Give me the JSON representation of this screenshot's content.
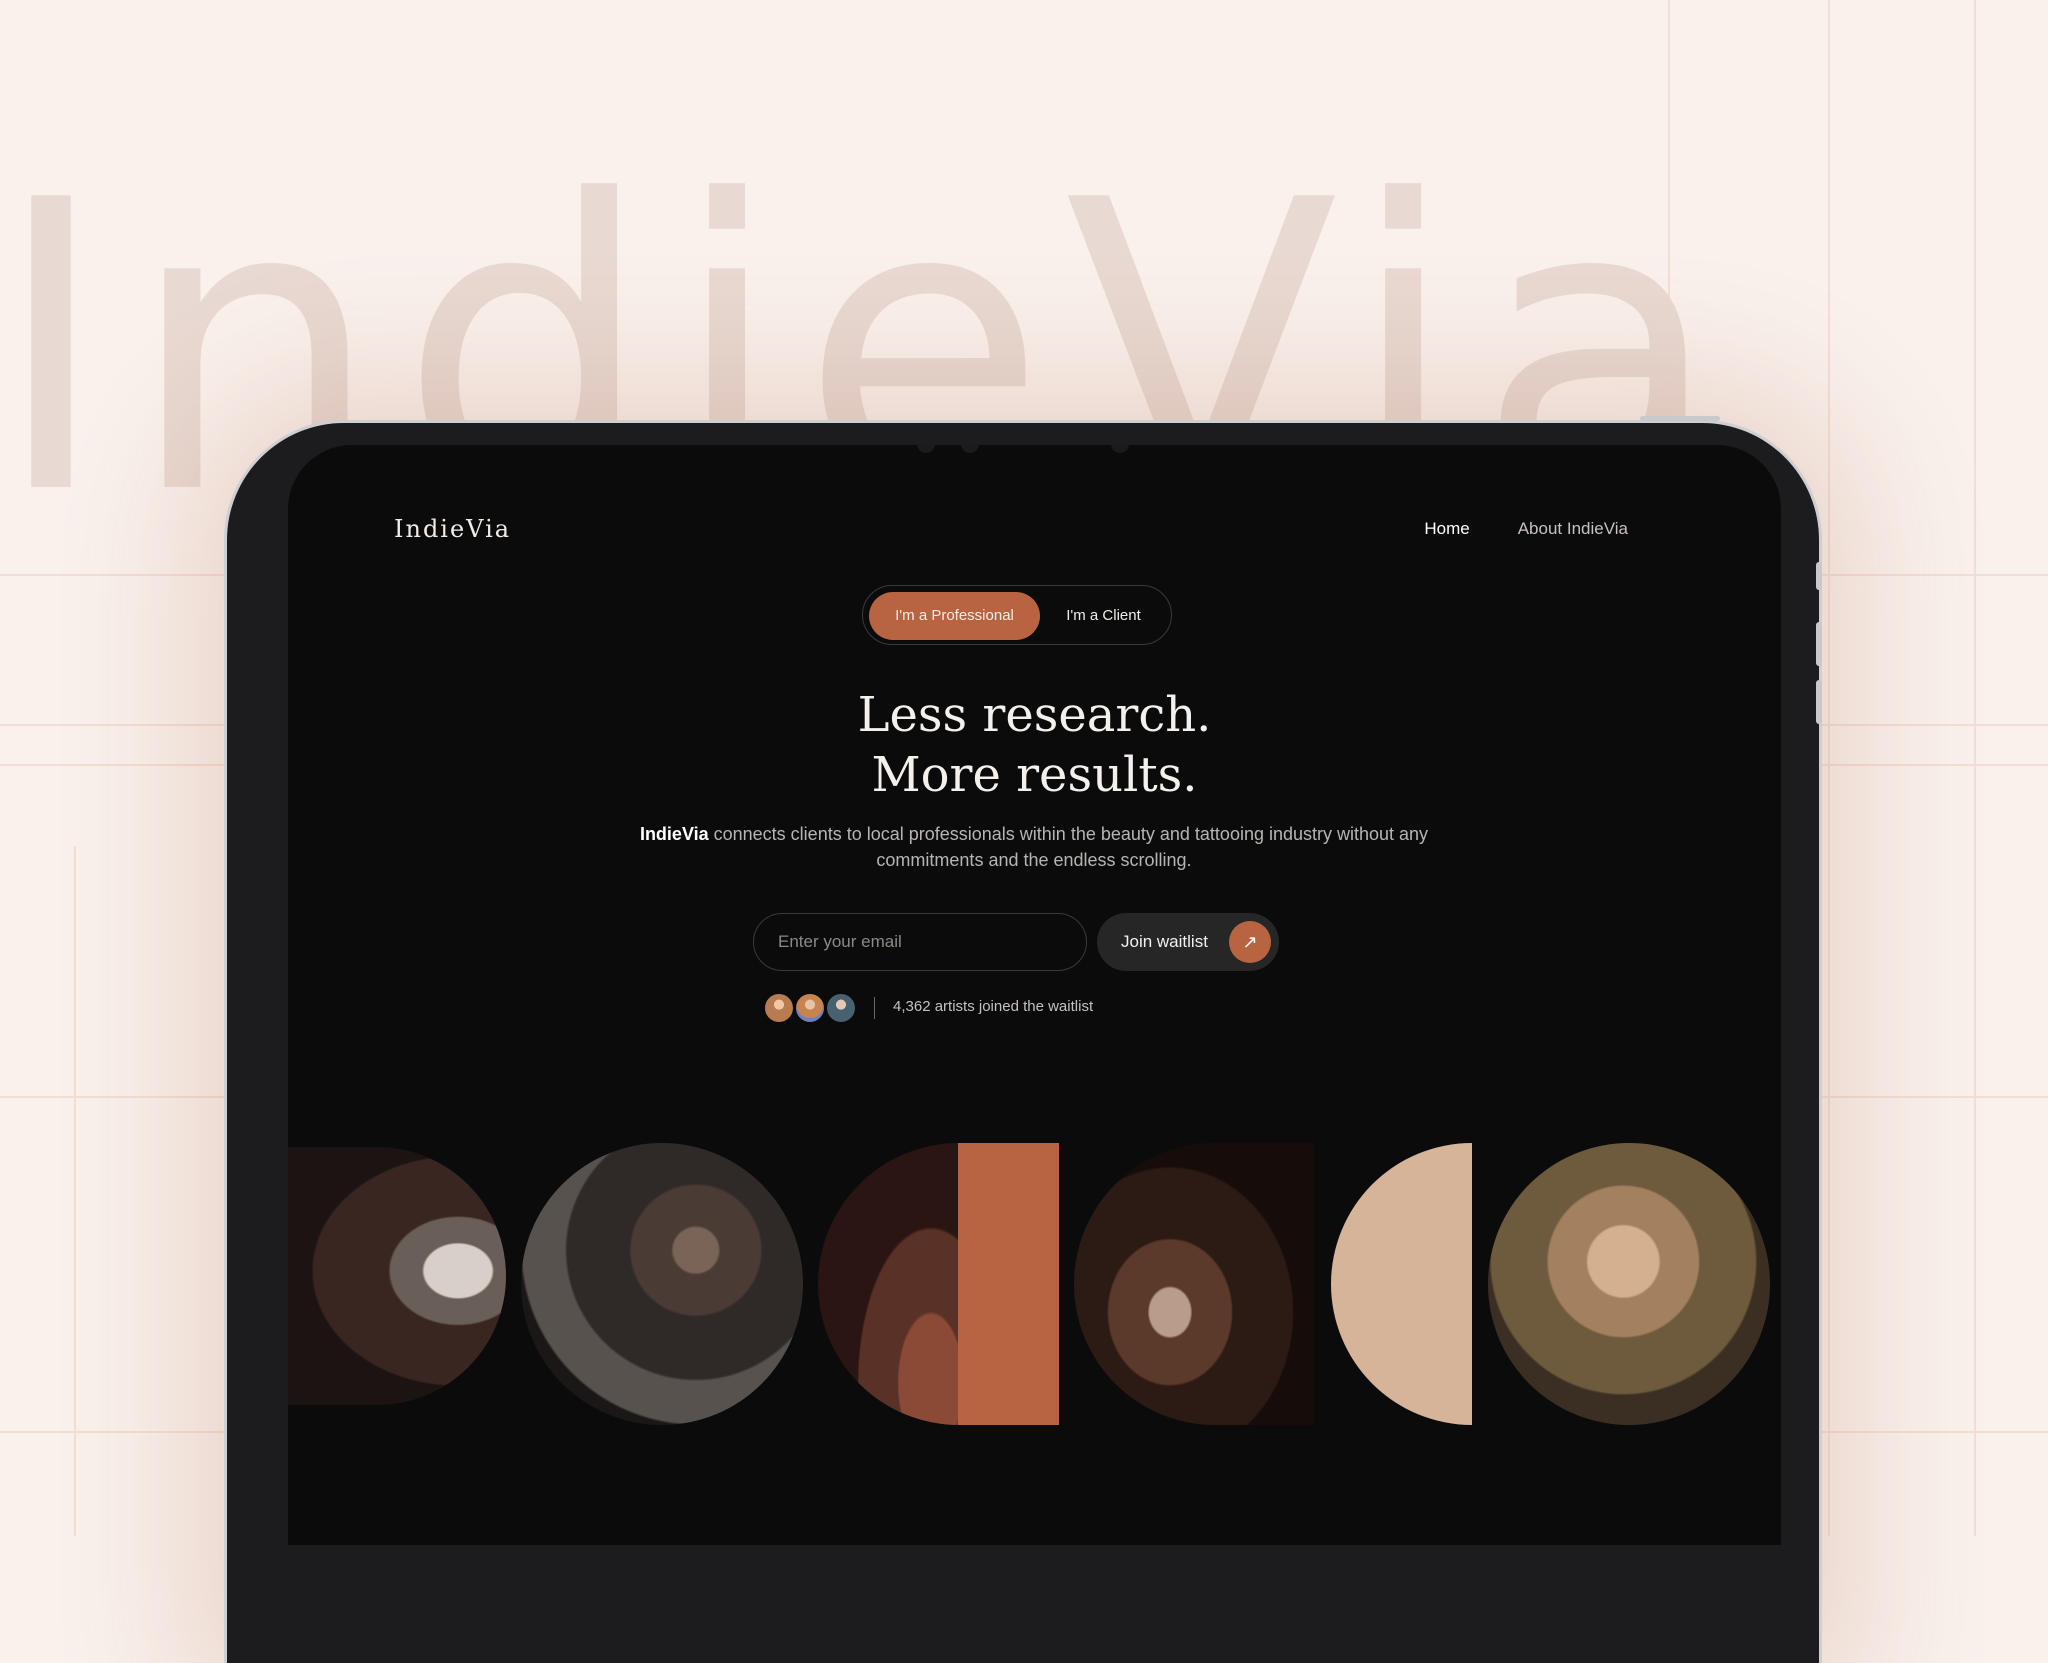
{
  "background": {
    "brand_word": "IndieVia"
  },
  "header": {
    "logo": "IndieVia",
    "nav": {
      "home": "Home",
      "about": "About IndieVia"
    }
  },
  "toggle": {
    "professional": "I'm a Professional",
    "client": "I'm a Client"
  },
  "hero": {
    "line1": "Less research.",
    "line2": "More results.",
    "brand": "IndieVia",
    "description": " connects clients to local professionals within the beauty and tattooing industry without any commitments and the endless scrolling."
  },
  "waitlist": {
    "placeholder": "Enter your email",
    "button": "Join waitlist",
    "arrow": "↗",
    "joined_text": "4,362 artists joined the waitlist"
  },
  "gallery": {
    "items": [
      "tattoo-artist-hand-photo",
      "tattooed-woman-photo",
      "tattoo-closeup-photo",
      "tattoo-artist-working-photo",
      "tattooed-hand-photo"
    ]
  },
  "colors": {
    "accent": "#b96441",
    "page_background": "#f9f1ec",
    "screen_background": "#0b0b0b",
    "beige": "#d6b49a"
  }
}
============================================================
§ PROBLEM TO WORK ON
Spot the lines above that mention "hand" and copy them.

§ EXERCISE SOLUTION
      "tattoo-artist-hand-photo",
      "tattooed-hand-photo"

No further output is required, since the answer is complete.